About future blog posts, can I suggest one? What about this: The best "Czech Food" in Prague. Like everyone else I get a stream of out-of-town visitors whose only wish it seems is to eat "real Czech food." I have nothing against Czech food, I just can't find anything good in Prague (that isn't too touristy, overrated, or overpriced). Maybe a "top 5" or "top 10" Czech places would be a good reader service.

One last thing .. just ignore the "why don't you speak Czech?" spam you get from time to time. This springs from some dark, deep expat self-loathing and has nothing to do with Czech language or anything else. The guys sending you these are the ones sitting around in their Pankrac panelaks smoking Petras and thinking they are having an "authentic Czech experience ..." If they weren't interested in what you have to say, they wouldn't be reading your blog!

Best wishes and keep it going!

Brewsta said...

Thanks for your comments.
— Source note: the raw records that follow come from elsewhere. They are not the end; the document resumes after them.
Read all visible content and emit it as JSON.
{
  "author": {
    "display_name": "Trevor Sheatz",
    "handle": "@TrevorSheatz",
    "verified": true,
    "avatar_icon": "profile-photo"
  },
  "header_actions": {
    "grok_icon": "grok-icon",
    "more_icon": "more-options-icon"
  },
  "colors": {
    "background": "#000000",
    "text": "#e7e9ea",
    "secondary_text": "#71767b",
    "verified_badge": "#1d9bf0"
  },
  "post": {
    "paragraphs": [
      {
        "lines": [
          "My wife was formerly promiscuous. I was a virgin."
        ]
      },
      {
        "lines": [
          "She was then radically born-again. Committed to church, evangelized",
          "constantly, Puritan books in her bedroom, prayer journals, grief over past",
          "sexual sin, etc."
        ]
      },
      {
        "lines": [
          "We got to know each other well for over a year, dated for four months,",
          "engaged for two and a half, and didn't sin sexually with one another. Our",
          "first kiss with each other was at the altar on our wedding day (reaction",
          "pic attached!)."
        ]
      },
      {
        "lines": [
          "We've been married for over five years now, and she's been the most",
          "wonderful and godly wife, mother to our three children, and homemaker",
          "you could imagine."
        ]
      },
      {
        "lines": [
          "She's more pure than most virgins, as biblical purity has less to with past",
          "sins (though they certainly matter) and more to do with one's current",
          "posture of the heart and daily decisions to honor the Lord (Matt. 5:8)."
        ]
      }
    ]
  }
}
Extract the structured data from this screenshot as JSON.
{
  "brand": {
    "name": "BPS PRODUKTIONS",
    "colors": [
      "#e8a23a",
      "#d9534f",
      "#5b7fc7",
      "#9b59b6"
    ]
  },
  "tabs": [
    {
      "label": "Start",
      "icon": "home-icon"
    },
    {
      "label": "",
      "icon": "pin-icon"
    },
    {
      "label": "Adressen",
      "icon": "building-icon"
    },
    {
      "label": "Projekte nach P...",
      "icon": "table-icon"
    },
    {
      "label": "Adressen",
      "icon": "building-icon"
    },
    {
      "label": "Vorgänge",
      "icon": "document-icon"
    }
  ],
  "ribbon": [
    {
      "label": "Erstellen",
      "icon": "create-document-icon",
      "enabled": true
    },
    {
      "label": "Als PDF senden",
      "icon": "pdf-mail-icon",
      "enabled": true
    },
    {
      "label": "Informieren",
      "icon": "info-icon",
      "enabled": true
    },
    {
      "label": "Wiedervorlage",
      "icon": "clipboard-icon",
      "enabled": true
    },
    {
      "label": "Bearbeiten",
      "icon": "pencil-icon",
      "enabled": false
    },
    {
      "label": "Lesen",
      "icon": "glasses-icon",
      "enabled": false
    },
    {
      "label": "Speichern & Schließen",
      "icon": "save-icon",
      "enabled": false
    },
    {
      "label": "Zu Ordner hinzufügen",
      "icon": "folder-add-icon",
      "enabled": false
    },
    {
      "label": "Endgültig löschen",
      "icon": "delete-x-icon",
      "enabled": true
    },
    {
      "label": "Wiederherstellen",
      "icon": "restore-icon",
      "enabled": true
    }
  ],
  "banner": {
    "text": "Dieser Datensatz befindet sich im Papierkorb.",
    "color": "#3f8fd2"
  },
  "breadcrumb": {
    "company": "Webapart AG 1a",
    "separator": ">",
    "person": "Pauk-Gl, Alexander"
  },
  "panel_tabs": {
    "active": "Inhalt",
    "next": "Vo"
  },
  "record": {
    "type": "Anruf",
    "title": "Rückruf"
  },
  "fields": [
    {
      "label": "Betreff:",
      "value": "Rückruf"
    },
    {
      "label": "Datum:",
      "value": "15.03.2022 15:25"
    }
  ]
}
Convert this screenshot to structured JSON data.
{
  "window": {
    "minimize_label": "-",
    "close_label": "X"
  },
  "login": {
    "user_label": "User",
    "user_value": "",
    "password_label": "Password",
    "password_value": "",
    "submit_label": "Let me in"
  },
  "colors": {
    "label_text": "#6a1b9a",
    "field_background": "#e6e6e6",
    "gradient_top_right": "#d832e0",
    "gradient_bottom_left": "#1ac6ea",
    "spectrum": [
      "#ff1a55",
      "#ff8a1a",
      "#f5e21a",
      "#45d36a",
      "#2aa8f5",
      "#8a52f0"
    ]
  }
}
I just can't agree about Evan Rail. I thought he wasted so much space with his ego-driven efforts. His writing fairly well shouted "Look at me! I am not merely reviewing this food. I am an auteur. You may kiss the ring."

Perhaps, I am too easy on Dave Faries. But as I said, the bar was set pretty low and I want to give him a chance. And supress my harsher side.

Anonymous said...

Hope he's not insulted I called him "David" here ... just goes to show I don't pay as much attention to the column these days as I used to.

What about this aspect of the PP: they are now dating their reviews in the weekly restaurant listings, and many of those reviews are from '02 and '03 ... Restaurants in Prague are not consistent from week to week. How can a review that's 5 years old in some cases have anything remotely to do with how that place is now. Honestly, I don't think a review that's more than a year old should still be sitting there (judging by the fact that this is a weekly newspaper). Just my two cents. I would write to Dave again to say something, but I think he would just think I'm an endless kvetcher.

Brewsta said...

You're right, of course. But it's also a Catch-22. No easy solution there.

Anonymous said...

U Kastelana, Kotlarska 51, Brno. It could cheer you up.

Brewsta said...

Much appreciated

Anonymous said...

U Kastalana can definitely cheer you up if you love quality and don't mind paying for it. Note, I said quality, not quantity. I'll ditto your evaluation of "Nebeský Mlýn." And if you REALLY want to experience indifference by their waiters, lets hope your not there when a larger dining party arrives that looks like they might be flush with koruna. :(
In addition to U Kastalana, I've had great experience with a remote restaurant in Vranov u Brne. It's the Restaurace/Penzion GALLUS.

Brewsta said...

Thanks for the info. My long-time favorite in Brno has been Brabander. They've also opened a second location, which I haven't tried yet.

Robin said...

A few years ago a group of Eramus exchange students had dinner in Nebesky Mlyn. They were right royally stiffed on the bill, which often happens here. They had been drinking bottles of wine that they believe were from the bottom end of the price scale. In fact the waiters had changed the wine halfway through the meal - without checking with the diners.

When they challenged the waiters, claiming that they had been drinking the 290Kc wine and not the 800Kc wine - the waiters accused them of lying. the altercation carried on for a while and the group were the last of the diners to leave. - they would not back down on their conviction that they had not drunk the more expensive wine. - at this point the waiters brought the rubbish bins into the restaurant and proceded to empty the bins in front of the diners to prove that they had drunk the more expensive wine!!!1

Anonymous said...

I went there once. That was four years ago. A drink came fairly quickly but then I waited over 20 minutes to have my order taken. When the waiter did deign to ask me if I wanted to order, i just asked for the bill and left. I will never ever go there again. I do live in Brno, so they certainly lost a potential customer.

Anonymous said...

Yes, Mlyn used to be decent but has gone so far downhill that I know not a single person that appreciates it. Raw lamb and sweetened soup with ketchup is unforgivably poor cooking. The cook has gotten even fatter and seems not to care about his preperation. Fail.